[Web page and app entries]
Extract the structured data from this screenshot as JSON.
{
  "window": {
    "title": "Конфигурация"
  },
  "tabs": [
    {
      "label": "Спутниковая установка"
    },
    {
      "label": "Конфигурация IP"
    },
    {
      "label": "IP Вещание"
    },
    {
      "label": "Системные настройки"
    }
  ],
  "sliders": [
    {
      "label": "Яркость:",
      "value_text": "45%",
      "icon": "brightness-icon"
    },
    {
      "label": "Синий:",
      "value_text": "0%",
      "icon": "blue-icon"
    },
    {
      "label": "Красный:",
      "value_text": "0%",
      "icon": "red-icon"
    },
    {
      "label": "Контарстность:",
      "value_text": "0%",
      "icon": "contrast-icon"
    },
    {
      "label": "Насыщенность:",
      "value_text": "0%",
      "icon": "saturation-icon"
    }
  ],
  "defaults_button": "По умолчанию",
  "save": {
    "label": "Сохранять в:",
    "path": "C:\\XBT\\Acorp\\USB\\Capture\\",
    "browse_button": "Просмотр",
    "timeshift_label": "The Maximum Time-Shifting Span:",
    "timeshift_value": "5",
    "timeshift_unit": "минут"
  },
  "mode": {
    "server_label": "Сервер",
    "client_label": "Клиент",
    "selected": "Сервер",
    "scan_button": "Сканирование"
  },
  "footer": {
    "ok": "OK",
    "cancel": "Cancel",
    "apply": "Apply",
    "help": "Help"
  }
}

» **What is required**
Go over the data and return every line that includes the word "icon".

» **Result of this task**
      "icon": "brightness-icon"
      "icon": "blue-icon"
      "icon": "red-icon"
      "icon": "contrast-icon"
      "icon": "saturation-icon"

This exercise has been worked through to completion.